Work required:
Would you repeat every line of the data exactly?
=== Stored data ===
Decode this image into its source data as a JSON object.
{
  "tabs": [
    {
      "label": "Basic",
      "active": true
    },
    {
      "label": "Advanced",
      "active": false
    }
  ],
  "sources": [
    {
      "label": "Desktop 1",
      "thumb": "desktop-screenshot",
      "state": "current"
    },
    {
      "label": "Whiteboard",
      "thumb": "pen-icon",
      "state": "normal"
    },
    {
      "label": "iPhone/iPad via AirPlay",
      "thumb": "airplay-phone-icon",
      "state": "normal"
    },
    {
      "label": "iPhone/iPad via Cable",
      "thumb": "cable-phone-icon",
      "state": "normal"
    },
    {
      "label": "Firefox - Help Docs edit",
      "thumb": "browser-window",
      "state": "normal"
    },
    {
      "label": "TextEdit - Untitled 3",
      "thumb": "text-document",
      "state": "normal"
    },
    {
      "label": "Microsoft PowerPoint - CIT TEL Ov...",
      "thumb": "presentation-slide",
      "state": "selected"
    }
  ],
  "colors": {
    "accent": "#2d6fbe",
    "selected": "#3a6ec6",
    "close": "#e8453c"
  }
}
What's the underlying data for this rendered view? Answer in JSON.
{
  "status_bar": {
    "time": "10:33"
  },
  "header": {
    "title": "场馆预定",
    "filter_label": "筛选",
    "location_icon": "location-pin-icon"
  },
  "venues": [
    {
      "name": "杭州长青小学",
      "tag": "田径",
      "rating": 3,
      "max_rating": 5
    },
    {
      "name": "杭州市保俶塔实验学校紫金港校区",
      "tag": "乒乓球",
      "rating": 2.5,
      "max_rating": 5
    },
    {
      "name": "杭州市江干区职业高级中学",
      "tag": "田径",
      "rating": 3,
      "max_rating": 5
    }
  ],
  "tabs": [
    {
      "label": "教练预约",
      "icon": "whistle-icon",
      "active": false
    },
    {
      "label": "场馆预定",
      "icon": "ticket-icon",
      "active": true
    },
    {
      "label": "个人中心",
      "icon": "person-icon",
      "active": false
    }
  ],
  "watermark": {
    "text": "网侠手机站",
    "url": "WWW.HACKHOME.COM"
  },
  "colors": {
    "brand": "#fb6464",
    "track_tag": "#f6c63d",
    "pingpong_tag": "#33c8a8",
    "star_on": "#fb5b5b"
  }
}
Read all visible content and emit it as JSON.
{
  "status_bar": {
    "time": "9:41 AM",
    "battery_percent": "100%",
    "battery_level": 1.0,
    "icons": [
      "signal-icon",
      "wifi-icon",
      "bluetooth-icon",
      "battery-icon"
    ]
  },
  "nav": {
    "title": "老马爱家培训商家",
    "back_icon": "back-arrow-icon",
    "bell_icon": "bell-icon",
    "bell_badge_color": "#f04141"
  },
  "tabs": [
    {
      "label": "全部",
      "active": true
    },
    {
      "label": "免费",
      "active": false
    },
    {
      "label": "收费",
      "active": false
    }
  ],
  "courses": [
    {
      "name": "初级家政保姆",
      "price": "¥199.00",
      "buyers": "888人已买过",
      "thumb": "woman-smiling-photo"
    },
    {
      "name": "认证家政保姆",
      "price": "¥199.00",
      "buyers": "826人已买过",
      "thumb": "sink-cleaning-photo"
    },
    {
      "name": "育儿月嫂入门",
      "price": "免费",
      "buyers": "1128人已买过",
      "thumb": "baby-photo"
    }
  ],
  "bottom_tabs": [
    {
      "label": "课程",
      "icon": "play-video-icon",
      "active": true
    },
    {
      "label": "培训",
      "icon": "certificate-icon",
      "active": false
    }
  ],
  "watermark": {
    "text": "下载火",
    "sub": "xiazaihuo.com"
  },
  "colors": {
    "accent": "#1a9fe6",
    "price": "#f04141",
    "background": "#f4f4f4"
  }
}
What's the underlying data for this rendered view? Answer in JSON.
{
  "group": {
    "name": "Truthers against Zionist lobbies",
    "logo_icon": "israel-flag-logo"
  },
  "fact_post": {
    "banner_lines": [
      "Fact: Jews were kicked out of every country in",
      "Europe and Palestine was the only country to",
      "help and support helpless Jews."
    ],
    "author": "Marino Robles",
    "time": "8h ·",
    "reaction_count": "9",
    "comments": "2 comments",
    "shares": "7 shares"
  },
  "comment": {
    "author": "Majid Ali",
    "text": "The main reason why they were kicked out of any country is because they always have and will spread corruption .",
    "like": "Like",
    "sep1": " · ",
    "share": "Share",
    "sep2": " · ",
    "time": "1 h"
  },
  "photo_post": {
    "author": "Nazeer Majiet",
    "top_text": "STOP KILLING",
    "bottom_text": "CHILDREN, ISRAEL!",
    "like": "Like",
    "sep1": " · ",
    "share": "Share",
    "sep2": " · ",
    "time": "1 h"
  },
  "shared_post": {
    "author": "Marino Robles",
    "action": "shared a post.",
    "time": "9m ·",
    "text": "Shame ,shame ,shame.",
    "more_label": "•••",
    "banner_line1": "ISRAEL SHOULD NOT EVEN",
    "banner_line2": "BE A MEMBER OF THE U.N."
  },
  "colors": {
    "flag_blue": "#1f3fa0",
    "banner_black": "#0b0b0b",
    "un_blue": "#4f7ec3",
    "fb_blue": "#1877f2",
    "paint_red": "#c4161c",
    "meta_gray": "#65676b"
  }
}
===
Response to this task:
Decode this image into its source data as a JSON object.
{
  "tabs": [
    {
      "label": "Basic",
      "active": true
    },
    {
      "label": "Advanced",
      "active": false
    }
  ],
  "sources": [
    {
      "label": "Desktop 1",
      "thumb": "desktop-screenshot",
      "state": "current"
    },
    {
      "label": "Whiteboard",
      "thumb": "pen-icon",
      "state": "normal"
    },
    {
      "label": "iPhone/iPad via AirPlay",
      "thumb": "airplay-phone-icon",
      "state": "normal"
    },
    {
      "label": "iPhone/iPad via Cable",
      "thumb": "cable-phone-icon",
      "state": "normal"
    },
    {
      "label": "Firefox - Help Docs edit",
      "thumb": "browser-window",
      "state": "normal"
    },
    {
      "label": "TextEdit - Untitled 3",
      "thumb": "text-document",
      "state": "normal"
    },
    {
      "label": "Microsoft PowerPoint - CIT TEL Ov...",
      "thumb": "presentation-slide",
      "state": "selected"
    }
  ],
  "colors": {
    "accent": "#2d6fbe",
    "selected": "#3a6ec6",
    "close": "#e8453c"
  }
}
What's the underlying data for this rendered view? Answer in JSON.
{
  "status_bar": {
    "time": "10:33"
  },
  "header": {
    "title": "场馆预定",
    "filter_label": "筛选",
    "location_icon": "location-pin-icon"
  },
  "venues": [
    {
      "name": "杭州长青小学",
      "tag": "田径",
      "rating": 3,
      "max_rating": 5
    },
    {
      "name": "杭州市保俶塔实验学校紫金港校区",
      "tag": "乒乓球",
      "rating": 2.5,
      "max_rating": 5
    },
    {
      "name": "杭州市江干区职业高级中学",
      "tag": "田径",
      "rating": 3,
      "max_rating": 5
    }
  ],
  "tabs": [
    {
      "label": "教练预约",
      "icon": "whistle-icon",
      "active": false
    },
    {
      "label": "场馆预定",
      "icon": "ticket-icon",
      "active": true
    },
    {
      "label": "个人中心",
      "icon": "person-icon",
      "active": false
    }
  ],
  "watermark": {
    "text": "网侠手机站",
    "url": "WWW.HACKHOME.COM"
  },
  "colors": {
    "brand": "#fb6464",
    "track_tag": "#f6c63d",
    "pingpong_tag": "#33c8a8",
    "star_on": "#fb5b5b"
  }
}
Read all visible content and emit it as JSON.
{
  "status_bar": {
    "time": "9:41 AM",
    "battery_percent": "100%",
    "battery_level": 1.0,
    "icons": [
      "signal-icon",
      "wifi-icon",
      "bluetooth-icon",
      "battery-icon"
    ]
  },
  "nav": {
    "title": "老马爱家培训商家",
    "back_icon": "back-arrow-icon",
    "bell_icon": "bell-icon",
    "bell_badge_color": "#f04141"
  },
  "tabs": [
    {
      "label": "全部",
      "active": true
    },
    {
      "label": "免费",
      "active": false
    },
    {
      "label": "收费",
      "active": false
    }
  ],
  "courses": [
    {
      "name": "初级家政保姆",
      "price": "¥199.00",
      "buyers": "888人已买过",
      "thumb": "woman-smiling-photo"
    },
    {
      "name": "认证家政保姆",
      "price": "¥199.00",
      "buyers": "826人已买过",
      "thumb": "sink-cleaning-photo"
    },
    {
      "name": "育儿月嫂入门",
      "price": "免费",
      "buyers": "1128人已买过",
      "thumb": "baby-photo"
    }
  ],
  "bottom_tabs": [
    {
      "label": "课程",
      "icon": "play-video-icon",
      "active": true
    },
    {
      "label": "培训",
      "icon": "certificate-icon",
      "active": false
    }
  ],
  "watermark": {
    "text": "下载火",
    "sub": "xiazaihuo.com"
  },
  "colors": {
    "accent": "#1a9fe6",
    "price": "#f04141",
    "background": "#f4f4f4"
  }
}
What's the underlying data for this rendered view? Answer in JSON.
{
  "group": {
    "name": "Truthers against Zionist lobbies",
    "logo_icon": "israel-flag-logo"
  },
  "fact_post": {
    "banner_lines": [
      "Fact: Jews were kicked out of every country in",
      "Europe and Palestine was the only country to",
      "help and support helpless Jews."
    ],
    "author": "Marino Robles",
    "time": "8h ·",
    "reaction_count": "9",
    "comments": "2 comments",
    "shares": "7 shares"
  },
  "comment": {
    "author": "Majid Ali",
    "text": "The main reason why they were kicked out of any country is because they always have and will spread corruption .",
    "like": "Like",
    "sep1": " · ",
    "share": "Share",
    "sep2": " · ",
    "time": "1 h"
  },
  "photo_post": {
    "author": "Nazeer Majiet",
    "top_text": "STOP KILLING",
    "bottom_text": "CHILDREN, ISRAEL!",
    "like": "Like",
    "sep1": " · ",
    "share": "Share",
    "sep2": " · ",
    "time": "1 h"
  },
  "shared_post": {
    "author": "Marino Robles",
    "action": "shared a post.",
    "time": "9m ·",
    "text": "Shame ,shame ,shame.",
    "more_label": "•••",
    "banner_line1": "ISRAEL SHOULD NOT EVEN",
    "banner_line2": "BE A MEMBER OF THE U.N."
  },
  "colors": {
    "flag_blue": "#1f3fa0",
    "banner_black": "#0b0b0b",
    "un_blue": "#4f7ec3",
    "fb_blue": "#1877f2",
    "paint_red": "#c4161c",
    "meta_gray": "#65676b"
  }
}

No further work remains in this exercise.